And, yes, I can hear you now: “But I don’t have time for all that . I shouldn't interfere”. Well – news flash – you better make time, you better interfere. When a single child is shaken, or has an ‘accident’ in their home, or dies as the result of an ‘incident’, or a despondent teenager even fails at attempts to end his own miserable life, not good enough to say “I don’t have time.”

And last but not least? Every single day hug your own children, (and any other child you can get your hands on!) Let these precious people know they are valued, special, adored. Many studies have shown that kids don’t need the latest designer jeans, or the most expensive toy on the block. Most successful adults became so by no accident. They became successful, contributing members of society because when they were children an adult took the time, and made the effort.

Sounds so simple, and it really is. We cannot afford to say, “I don’t have the time, ” or “I’m too tired, ” or '"not my business." Our whole future society depends on us making the time, interfering, and showing our kids that they DO matter.


So yes, today - again - I am overwhelmed with despair for our children, and I cry, even as I know that tears are most certainly not enough. Although I know this song below does not relate specifically to children like Ame, the message DOES specifically remind us that tears are not enough. Action - in the form of interfering if that's what it takes to ensure an escape from a life of hell, into a LIFE free of such torturous abuse. It is too late for Ame, but never too late for the thousands (millions) of other kids just waiting, hoping that someone will notice, interfere.

"As every day goes by, How can we close our eyes? We can make a difference. We can change the world forever. Tears are not enough.."

C'est l'amour qui nous rassemble

1 comment:

Findalis said...

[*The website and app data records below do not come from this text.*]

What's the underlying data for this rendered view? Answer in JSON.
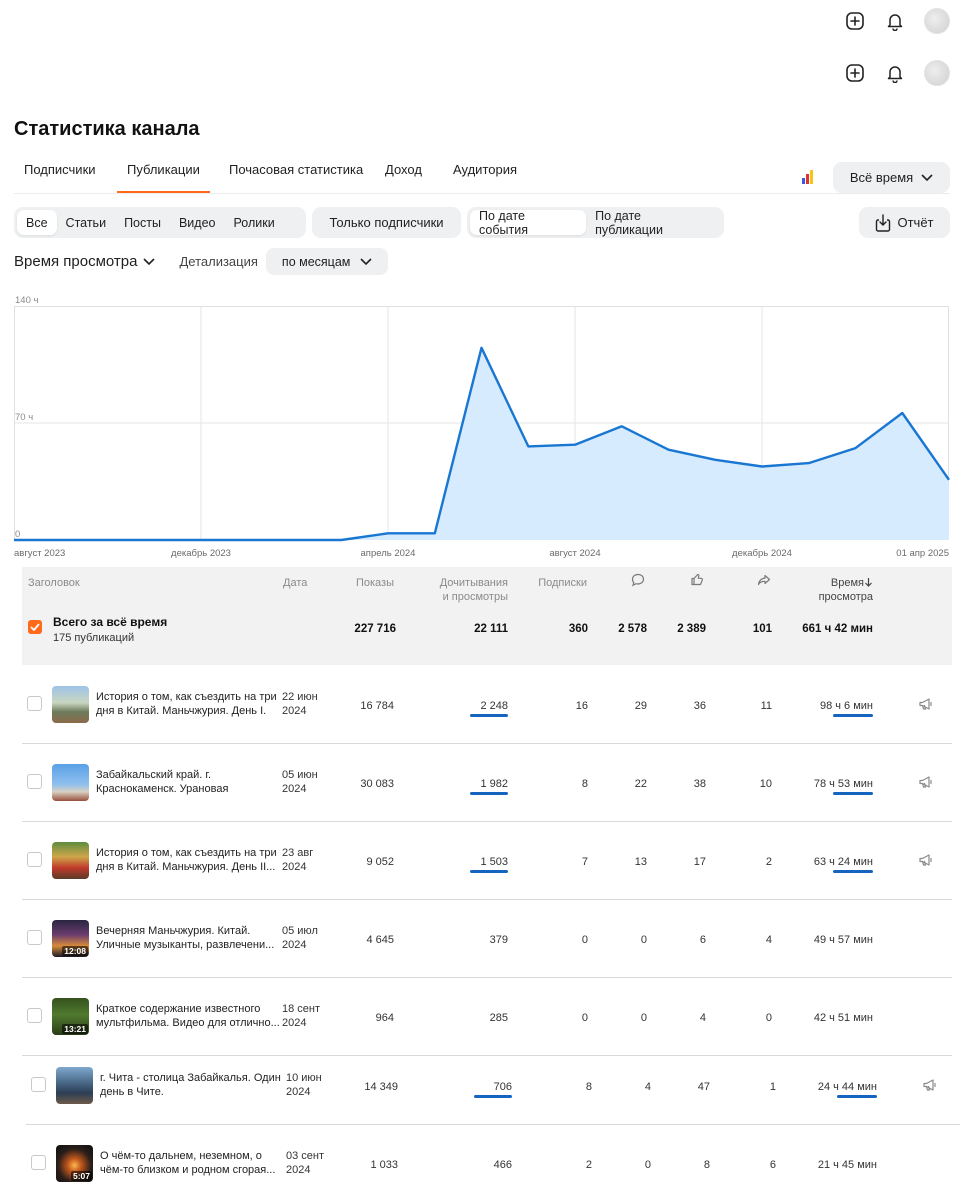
{
  "page": {
    "title": "Статистика канала"
  },
  "tabs": [
    {
      "label": "Подписчики",
      "active": false
    },
    {
      "label": "Публикации",
      "active": true
    },
    {
      "label": "Почасовая статистика",
      "active": false
    },
    {
      "label": "Доход",
      "active": false
    },
    {
      "label": "Аудитория",
      "active": false
    }
  ],
  "period": {
    "label": "Всё время"
  },
  "filters": {
    "types": [
      "Все",
      "Статьи",
      "Посты",
      "Видео",
      "Ролики"
    ],
    "subscribers_only": "Только подписчики",
    "date_modes": [
      "По дате события",
      "По дате публикации"
    ],
    "report": "Отчёт"
  },
  "metric": {
    "label": "Время просмотра",
    "detail_label": "Детализация",
    "detail_value": "по месяцам"
  },
  "chart_data": {
    "type": "area",
    "y_ticks": [
      "140 ч",
      "70 ч",
      "0"
    ],
    "ylim": [
      0,
      140
    ],
    "x_labels": [
      "август 2023",
      "декабрь 2024",
      "апрель 2024",
      "август 2024",
      "декабрь 2024",
      "01 апр 2025"
    ],
    "x_label_texts": [
      "август 2023",
      "декабрь 2023",
      "апрель 2024",
      "август 2024",
      "декабрь 2024",
      "01 апр 2025"
    ],
    "x": [
      "2023-08",
      "2023-09",
      "2023-10",
      "2023-11",
      "2023-12",
      "2024-01",
      "2024-02",
      "2024-03",
      "2024-04",
      "2024-05",
      "2024-06",
      "2024-07",
      "2024-08",
      "2024-09",
      "2024-10",
      "2024-11",
      "2024-12",
      "2025-01",
      "2025-02",
      "2025-03",
      "2025-04"
    ],
    "values": [
      0,
      0,
      0,
      0,
      0,
      0,
      0,
      0,
      4,
      4,
      115,
      56,
      57,
      68,
      54,
      48,
      44,
      46,
      55,
      76,
      36
    ],
    "grid": true,
    "color": "#1976d2",
    "fill": "#d6ebfd"
  },
  "table": {
    "headers": {
      "title": "Заголовок",
      "date": "Дата",
      "impressions": "Показы",
      "reads_l1": "Дочитывания",
      "reads_l2": "и просмотры",
      "subs": "Подписки",
      "comments_icon": "comment-icon",
      "likes_icon": "like-icon",
      "shares_icon": "share-icon",
      "time_l1": "Время",
      "time_l2": "просмотра"
    },
    "total": {
      "title": "Всего за всё время",
      "subtitle": "175 публикаций",
      "impressions": "227 716",
      "reads": "22 111",
      "subs": "360",
      "comments": "2 578",
      "likes": "2 389",
      "shares": "101",
      "time": "661 ч 42 мин"
    },
    "rows": [
      {
        "title": "История о том, как съездить на три дня в Китай. Маньчжурия. День I.",
        "date_l1": "22 июн",
        "date_l2": "2024",
        "impressions": "16 784",
        "reads": "2 248",
        "subs": "16",
        "comments": "29",
        "likes": "36",
        "shares": "11",
        "time": "98 ч 6 мин",
        "duration": "",
        "read_bar": 0.9,
        "time_bar": 0.95,
        "promo": true
      },
      {
        "title": "Забайкальский край. г. Краснокаменск. Урановая столица...",
        "date_l1": "05 июн",
        "date_l2": "2024",
        "impressions": "30 083",
        "reads": "1 982",
        "subs": "8",
        "comments": "22",
        "likes": "38",
        "shares": "10",
        "time": "78 ч 53 мин",
        "duration": "",
        "read_bar": 0.9,
        "time_bar": 0.95,
        "promo": true
      },
      {
        "title": "История о том, как съездить на три дня в Китай. Маньчжурия. День II...",
        "date_l1": "23 авг",
        "date_l2": "2024",
        "impressions": "9 052",
        "reads": "1 503",
        "subs": "7",
        "comments": "13",
        "likes": "17",
        "shares": "2",
        "time": "63 ч 24 мин",
        "duration": "",
        "read_bar": 0.9,
        "time_bar": 0.95,
        "promo": true
      },
      {
        "title": "Вечерняя Маньчжурия. Китай. Уличные музыканты, развлечени...",
        "date_l1": "05 июл",
        "date_l2": "2024",
        "impressions": "4 645",
        "reads": "379",
        "subs": "0",
        "comments": "0",
        "likes": "6",
        "shares": "4",
        "time": "49 ч 57 мин",
        "duration": "12:08",
        "read_bar": 0,
        "time_bar": 0,
        "promo": false
      },
      {
        "title": "Краткое содержание известного мультфильма. Видео для отлично...",
        "date_l1": "18 сент",
        "date_l2": "2024",
        "impressions": "964",
        "reads": "285",
        "subs": "0",
        "comments": "0",
        "likes": "4",
        "shares": "0",
        "time": "42 ч 51 мин",
        "duration": "13:21",
        "read_bar": 0,
        "time_bar": 0,
        "promo": false
      },
      {
        "title": "г. Чита - столица Забайкалья. Один день в Чите.",
        "date_l1": "10 июн",
        "date_l2": "2024",
        "impressions": "14 349",
        "reads": "706",
        "subs": "8",
        "comments": "4",
        "likes": "47",
        "shares": "1",
        "time": "24 ч 44 мин",
        "duration": "",
        "read_bar": 0.9,
        "time_bar": 0.95,
        "promo": true
      },
      {
        "title": "О чём-то дальнем, неземном, о чём-то близком и родном сгорая...",
        "date_l1": "03 сент",
        "date_l2": "2024",
        "impressions": "1 033",
        "reads": "466",
        "subs": "2",
        "comments": "0",
        "likes": "8",
        "shares": "6",
        "time": "21 ч 45 мин",
        "duration": "5:07",
        "read_bar": 0,
        "time_bar": 0,
        "promo": false
      }
    ]
  }
}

Hanging is too good for these lowlifes. The chair is too good. How about we roast them to death slowly.

I'm disgusted and angered. That poor angel.